"We've had one of those years where we've had injuries, and injuries to key players, but that's typical in the National Football League," Hunt said. "As a team you have to find a way to overcome that and we just weren't able to do that this year. Our play was up and down the entire season and at times it was up and down during a given game, and I think those contributed to our decision."

Pioli has said he values consistency in an organization, and that he's used the Steelers as a reference point for building the Chiefs. But his decision to part with Haley was just the second in-season firing of a head coach in franchise history — Paul Wiggins was fired after seven games during the 1977 season — and leaves the team in tumult with three games remaining.

"We went to the playoffs last year. I mean, that has to mean something," Chiefs running back Jackie Battle said. "The season didn't go the way we wanted this year, but he's proven he can win in the league. I don't know if it's fair or not, but it's part of the business."

It's a part of the business the Dolphins know all too well.

Since Don Shula retired in 1996, no coach has made it through five full seasons in Miami, and the team hasn't won a playoff game since 2000. The Dolphins are already assured of their third straight losing season, the longest such streak since the 1960s.

"Sad and disappointing news on Coach Sparano's termination," Dolphins running back Reggie Bush tweeted. "He's a great coach and an even better man! He will be greatly missed."

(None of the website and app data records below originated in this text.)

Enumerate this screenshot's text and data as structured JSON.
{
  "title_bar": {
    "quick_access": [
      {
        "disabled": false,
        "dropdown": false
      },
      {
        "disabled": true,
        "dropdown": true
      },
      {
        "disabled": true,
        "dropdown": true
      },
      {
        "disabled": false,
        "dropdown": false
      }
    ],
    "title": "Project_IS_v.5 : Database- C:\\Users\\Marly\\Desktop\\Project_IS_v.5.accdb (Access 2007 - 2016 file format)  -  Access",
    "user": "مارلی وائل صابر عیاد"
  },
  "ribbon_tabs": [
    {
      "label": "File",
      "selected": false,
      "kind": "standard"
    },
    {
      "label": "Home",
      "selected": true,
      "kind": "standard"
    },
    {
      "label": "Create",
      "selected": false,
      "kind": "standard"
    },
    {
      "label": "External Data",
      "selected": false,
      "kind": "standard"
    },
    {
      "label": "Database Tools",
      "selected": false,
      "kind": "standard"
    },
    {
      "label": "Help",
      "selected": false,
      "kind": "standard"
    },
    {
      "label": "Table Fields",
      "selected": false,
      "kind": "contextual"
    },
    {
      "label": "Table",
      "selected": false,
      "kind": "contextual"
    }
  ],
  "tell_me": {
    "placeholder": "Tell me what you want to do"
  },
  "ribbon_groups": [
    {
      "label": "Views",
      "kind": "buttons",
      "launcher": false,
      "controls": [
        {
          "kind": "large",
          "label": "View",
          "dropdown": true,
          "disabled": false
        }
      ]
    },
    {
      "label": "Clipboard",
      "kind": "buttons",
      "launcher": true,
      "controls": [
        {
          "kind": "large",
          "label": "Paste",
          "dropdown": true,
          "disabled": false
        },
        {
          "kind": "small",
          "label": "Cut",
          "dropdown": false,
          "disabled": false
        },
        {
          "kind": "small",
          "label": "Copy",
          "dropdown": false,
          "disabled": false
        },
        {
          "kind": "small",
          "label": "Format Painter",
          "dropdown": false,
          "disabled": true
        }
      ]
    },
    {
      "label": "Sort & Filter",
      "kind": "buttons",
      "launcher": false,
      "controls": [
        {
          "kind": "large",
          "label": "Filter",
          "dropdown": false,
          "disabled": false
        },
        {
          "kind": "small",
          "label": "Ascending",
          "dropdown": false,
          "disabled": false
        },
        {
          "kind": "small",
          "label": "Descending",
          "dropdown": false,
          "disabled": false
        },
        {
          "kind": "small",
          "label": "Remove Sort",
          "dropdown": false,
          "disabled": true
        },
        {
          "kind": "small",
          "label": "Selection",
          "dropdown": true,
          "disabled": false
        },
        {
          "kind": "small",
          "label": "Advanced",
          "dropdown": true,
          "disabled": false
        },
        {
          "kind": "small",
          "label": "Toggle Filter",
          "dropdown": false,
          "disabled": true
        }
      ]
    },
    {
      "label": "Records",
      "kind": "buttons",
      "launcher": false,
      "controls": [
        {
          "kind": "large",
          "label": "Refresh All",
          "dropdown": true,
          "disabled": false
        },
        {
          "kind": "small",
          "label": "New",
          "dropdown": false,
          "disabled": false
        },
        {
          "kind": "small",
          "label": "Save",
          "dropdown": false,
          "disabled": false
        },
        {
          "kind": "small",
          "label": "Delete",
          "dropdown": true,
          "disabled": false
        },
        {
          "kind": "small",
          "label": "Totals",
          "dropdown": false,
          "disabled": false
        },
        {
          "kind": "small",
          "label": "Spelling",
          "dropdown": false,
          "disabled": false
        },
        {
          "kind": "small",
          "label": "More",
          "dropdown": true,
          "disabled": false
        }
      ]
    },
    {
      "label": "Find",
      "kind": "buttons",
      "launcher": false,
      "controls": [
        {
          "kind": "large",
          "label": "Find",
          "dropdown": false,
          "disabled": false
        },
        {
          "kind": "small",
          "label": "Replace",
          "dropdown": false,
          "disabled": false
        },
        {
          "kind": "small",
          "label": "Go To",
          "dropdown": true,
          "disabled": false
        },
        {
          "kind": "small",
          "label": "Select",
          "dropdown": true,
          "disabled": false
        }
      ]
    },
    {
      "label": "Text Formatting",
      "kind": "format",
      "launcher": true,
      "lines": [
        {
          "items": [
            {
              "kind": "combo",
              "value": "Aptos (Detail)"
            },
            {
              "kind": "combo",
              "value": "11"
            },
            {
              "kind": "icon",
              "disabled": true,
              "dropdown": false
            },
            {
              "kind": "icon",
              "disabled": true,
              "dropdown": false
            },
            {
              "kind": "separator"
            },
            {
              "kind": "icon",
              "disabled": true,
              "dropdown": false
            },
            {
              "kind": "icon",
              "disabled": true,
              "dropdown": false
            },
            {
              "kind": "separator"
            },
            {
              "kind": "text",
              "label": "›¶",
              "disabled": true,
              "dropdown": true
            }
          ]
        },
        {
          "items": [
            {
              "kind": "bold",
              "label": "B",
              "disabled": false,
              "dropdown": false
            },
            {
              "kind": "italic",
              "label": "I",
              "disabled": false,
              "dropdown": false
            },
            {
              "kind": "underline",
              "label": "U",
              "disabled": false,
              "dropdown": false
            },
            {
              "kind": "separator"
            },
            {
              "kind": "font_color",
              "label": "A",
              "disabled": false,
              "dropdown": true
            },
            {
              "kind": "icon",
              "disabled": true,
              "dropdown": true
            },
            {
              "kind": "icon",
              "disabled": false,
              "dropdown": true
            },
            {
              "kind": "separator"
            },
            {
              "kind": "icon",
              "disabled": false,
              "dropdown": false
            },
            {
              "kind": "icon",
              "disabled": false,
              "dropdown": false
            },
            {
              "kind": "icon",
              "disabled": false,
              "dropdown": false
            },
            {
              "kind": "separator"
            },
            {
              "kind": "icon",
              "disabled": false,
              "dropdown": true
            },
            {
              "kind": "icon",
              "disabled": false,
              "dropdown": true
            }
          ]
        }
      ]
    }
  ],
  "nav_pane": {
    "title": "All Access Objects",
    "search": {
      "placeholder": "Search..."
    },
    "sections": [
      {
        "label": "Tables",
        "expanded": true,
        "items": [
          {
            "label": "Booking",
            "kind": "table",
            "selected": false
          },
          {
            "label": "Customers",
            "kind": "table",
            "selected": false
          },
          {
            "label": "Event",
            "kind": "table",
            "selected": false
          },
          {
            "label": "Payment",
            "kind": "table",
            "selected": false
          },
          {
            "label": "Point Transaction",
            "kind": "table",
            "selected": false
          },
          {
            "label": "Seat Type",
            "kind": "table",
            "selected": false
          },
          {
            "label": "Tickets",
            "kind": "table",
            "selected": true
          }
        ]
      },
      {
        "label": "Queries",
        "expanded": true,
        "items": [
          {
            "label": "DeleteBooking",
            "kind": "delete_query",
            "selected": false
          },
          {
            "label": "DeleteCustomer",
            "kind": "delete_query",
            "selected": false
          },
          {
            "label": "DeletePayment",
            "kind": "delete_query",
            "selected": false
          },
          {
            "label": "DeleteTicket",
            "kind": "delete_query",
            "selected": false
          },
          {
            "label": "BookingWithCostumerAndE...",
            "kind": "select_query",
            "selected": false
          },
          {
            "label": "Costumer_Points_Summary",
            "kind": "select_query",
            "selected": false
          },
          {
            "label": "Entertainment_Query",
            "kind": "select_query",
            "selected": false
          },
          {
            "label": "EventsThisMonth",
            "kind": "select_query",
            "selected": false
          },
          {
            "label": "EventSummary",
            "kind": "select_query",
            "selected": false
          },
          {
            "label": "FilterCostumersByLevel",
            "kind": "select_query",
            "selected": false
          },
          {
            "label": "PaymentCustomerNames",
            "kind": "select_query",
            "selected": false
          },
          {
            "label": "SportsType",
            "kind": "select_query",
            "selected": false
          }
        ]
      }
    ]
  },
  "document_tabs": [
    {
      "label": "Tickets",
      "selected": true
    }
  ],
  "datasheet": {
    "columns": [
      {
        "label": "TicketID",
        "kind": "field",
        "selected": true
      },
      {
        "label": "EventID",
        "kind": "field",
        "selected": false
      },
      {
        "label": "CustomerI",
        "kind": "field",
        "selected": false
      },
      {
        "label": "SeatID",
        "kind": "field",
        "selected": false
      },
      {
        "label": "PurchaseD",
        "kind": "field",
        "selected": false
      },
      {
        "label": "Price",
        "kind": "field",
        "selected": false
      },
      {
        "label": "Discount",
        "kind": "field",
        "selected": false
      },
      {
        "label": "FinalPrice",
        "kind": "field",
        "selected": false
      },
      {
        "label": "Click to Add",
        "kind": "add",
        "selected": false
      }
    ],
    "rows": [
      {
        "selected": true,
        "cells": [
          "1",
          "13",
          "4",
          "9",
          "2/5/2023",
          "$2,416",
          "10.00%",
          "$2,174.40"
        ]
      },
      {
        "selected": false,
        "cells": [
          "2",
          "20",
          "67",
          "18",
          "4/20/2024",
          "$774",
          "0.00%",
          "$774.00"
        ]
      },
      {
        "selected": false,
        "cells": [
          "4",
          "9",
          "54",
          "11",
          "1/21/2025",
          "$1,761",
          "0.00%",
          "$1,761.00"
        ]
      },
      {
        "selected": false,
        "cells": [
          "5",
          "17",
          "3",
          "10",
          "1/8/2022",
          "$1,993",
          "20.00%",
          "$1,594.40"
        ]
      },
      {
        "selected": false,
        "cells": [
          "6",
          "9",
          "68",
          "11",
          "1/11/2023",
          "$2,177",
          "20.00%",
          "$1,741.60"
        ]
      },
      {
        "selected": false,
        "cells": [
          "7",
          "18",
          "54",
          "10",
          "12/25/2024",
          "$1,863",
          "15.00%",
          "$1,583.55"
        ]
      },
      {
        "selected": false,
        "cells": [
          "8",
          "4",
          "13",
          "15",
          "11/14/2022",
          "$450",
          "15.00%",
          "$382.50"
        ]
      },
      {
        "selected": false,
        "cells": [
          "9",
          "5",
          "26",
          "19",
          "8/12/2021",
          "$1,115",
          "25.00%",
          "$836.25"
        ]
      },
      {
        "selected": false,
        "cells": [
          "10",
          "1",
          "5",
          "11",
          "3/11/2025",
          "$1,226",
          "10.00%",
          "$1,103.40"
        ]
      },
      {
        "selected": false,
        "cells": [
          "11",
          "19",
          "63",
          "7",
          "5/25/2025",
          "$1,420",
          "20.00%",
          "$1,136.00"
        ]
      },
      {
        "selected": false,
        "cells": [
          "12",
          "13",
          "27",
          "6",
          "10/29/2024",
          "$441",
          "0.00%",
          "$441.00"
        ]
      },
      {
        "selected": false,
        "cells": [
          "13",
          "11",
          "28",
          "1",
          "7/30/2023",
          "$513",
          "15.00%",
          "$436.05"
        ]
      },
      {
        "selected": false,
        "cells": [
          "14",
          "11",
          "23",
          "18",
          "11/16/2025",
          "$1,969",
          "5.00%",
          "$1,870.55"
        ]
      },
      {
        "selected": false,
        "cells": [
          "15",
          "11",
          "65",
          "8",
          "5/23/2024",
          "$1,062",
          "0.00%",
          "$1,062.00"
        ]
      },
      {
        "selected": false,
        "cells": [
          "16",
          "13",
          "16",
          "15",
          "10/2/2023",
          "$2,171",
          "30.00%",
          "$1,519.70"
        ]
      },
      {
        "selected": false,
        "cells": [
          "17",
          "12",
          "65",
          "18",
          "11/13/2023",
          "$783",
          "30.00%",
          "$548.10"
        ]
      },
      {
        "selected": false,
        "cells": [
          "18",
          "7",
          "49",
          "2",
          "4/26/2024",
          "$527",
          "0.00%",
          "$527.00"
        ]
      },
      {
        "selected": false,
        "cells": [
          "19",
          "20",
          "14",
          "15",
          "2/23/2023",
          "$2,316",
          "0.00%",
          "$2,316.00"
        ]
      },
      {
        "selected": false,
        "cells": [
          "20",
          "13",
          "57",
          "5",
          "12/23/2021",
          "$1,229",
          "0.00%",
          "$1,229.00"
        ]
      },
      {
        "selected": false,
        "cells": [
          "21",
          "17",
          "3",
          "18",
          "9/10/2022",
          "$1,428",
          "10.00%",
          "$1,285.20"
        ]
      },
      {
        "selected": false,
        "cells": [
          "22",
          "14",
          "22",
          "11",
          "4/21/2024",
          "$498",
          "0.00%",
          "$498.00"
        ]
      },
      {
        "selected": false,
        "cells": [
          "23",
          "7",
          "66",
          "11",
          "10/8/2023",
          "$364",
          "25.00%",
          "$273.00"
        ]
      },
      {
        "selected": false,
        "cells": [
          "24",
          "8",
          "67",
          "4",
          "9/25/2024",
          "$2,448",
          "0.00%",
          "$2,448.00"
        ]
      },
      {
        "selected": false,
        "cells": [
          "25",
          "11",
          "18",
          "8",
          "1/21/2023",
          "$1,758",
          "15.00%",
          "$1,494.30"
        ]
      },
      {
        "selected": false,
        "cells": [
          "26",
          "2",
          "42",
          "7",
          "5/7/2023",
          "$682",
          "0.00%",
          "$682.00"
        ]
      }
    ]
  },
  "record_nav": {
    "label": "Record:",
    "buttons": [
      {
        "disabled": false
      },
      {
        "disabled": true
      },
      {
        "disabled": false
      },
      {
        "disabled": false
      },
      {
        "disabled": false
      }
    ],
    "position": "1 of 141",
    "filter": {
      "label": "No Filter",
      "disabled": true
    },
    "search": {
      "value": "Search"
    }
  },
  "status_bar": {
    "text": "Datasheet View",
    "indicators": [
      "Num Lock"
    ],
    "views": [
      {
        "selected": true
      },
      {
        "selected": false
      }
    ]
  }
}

AP Sports Writer Steven Wine in Miami contributed to this report.